The US Helsinki Commission under the co-chairmanship of Senator Ben Cardin and Representative Alcee Hastings held a briefing entitled “Cyprus’ Religious Cultural Heritage in Peril.” Since the Turkish military invasion and continuing occupation of nearly 37% of the territory of the Republic of Cyprus, the devastation of the island’s heritage has been comprehensive. Churches, chapels, monasteries, libraries, museums, and private collections of religious art and antiquities were looted. Religious and historical sites have been damaged, ravaged or allowed to disintegrate. Dr. Klaus Gallas, Byzantine Expert and Art Historian, Dr. Charalampos G. Chotzakoglou, Professor of Archaeology at the Hellenic Open University, and Ms. Michael Jansen, Correspondent and author of the book “War and Cultural Heritage: Cyprus after the 1974 invasion” testified before the Commission on the findings of their extensive research on the cultural and religious desecration of the Cypriot heritage in the northern Turkish-occupied part of Cyprus, in view of the release today of the report by the Law Library of Congress entitled “Cyprus: Destruction of cultural property in the northern part of Cyprus and violations of international law” on the destruction of cultural property in the occupied areas.

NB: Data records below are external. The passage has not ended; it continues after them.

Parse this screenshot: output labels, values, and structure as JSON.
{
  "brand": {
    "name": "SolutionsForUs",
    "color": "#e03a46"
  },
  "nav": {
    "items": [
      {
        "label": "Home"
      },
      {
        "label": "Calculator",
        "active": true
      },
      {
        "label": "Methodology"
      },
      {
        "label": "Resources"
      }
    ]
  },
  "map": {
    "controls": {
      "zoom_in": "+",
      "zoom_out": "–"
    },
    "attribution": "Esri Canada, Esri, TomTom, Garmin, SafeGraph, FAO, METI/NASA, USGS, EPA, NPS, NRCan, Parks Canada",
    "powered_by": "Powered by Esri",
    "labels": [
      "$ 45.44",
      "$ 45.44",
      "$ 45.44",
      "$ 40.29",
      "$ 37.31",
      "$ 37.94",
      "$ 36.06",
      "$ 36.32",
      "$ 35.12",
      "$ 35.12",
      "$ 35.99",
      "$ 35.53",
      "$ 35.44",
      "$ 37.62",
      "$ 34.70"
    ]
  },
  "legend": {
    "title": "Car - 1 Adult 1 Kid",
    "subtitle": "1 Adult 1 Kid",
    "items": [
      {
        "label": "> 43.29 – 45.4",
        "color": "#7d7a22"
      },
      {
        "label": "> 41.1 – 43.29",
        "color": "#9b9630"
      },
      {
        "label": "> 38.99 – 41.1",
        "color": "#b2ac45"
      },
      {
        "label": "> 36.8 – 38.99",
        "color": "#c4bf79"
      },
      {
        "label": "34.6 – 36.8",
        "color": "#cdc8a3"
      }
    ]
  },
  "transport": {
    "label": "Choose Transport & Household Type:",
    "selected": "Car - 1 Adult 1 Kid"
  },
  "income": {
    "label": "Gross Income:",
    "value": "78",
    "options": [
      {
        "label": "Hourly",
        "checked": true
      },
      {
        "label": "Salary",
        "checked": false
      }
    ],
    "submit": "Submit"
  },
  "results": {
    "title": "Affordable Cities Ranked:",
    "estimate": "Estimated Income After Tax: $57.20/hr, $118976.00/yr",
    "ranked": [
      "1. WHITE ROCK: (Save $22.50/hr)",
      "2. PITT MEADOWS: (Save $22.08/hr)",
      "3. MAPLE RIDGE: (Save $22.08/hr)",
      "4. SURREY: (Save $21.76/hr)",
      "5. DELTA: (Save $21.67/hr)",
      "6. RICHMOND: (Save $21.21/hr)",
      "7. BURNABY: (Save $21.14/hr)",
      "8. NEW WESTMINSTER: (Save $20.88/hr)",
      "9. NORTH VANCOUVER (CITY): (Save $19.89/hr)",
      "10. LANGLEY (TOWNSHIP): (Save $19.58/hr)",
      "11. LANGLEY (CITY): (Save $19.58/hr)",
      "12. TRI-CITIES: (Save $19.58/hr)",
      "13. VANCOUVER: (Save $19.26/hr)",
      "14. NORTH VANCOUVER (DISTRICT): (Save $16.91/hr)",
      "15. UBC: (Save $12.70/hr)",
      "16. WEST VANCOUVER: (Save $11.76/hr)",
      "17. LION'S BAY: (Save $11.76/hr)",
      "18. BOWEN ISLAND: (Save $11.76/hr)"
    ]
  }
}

“An estimated 16,000 icons, wall paintings and mosaics and 60,000 archaeological items have been looted and exported from northern Cyprus. While the Turkish authorities have done little or nothing to halt cultural cleansing and have even contributed to it, individual Turkish Cypriots, who regard the heritage of the island as their own, have castigated the authorities and publicized the pillage”, Ms. Jansen emphasized, while Dr. Gallas, who has traveled and researched extensively on the conditions of cultural and religious sites in the Turkish-occupied Cyprus pre and post 1974, continued on the same train of thought: “Art theft in the Turkish occupied part of the Republic of Cyprus was usually only possible when it was tolerated or happened under the watchful eye of the Turkish military… The loss to Cyprus and to UNESCO’s World Cultural Heritage is unimaginable. It can be assumed that the amount of booty we are aware of is only a fraction of the material that has actually been stolen from the Orthodox churches of Cyprus.”
Dr. Chotzakoglou stated that “around 500 churches and religious sites belonging to the Greek-Orthodox Autocephalous Church of Cyprus, the Greek Orthodox Patriarchate of Jerusalem, the Holy Monastery of St. Katherine in Sinai, the Roman Catholic Church, the Catholic-Armenian Church, the Catholic-Maronite Church, the Jewish community, as well as the Protestant Church, along with their cemeteries have been willfully desecrated, pillaged, looted and destroyed”. He added that Christian churches have been converted, inter-alia, into military camps, stables, hotels, theaters, nightclubs and sports clubs, while “the church of the Savior in the Chrysiliou-village is used today as a mortuary”.
The Law Library of Congress report underlines Turkey’s legal responsibility “to refrain from acts of hostility and damage against cultural property located in the northern part of Cyprus; to prohibit and prevent theft, pillage, or misappropriation of cultural property; and to establish criminal jurisdiction to prosecute individuals who engage in acts of destruction, desecration, and pillage […]”. Moreover, in the Report’s concluding remarks it is stated that “under conventional and customary international law, Turkey, as an occupying power, bears responsibility for acts against cultural property. Responsibility also arises based on legal instruments addressing the illicit export and transfer of ownership of stolen cultural objects from the occupied northern part of Cyprus”.
“The important report by the Law Library of Congress and the initiative of the Helsinki Commission shed light on the long-endured destruction and desecration of Cyprus’ cultural heritage in the Turkish-occupied area,” said Ambassador of the Republic of Cyprus, Andreas S. Kakouris. The report details the ongoing plundering of religious sites in the Turkish-occupied northern region of Cyprus, and Turkey’s responsibility as the occupying country, a clear violation of international law.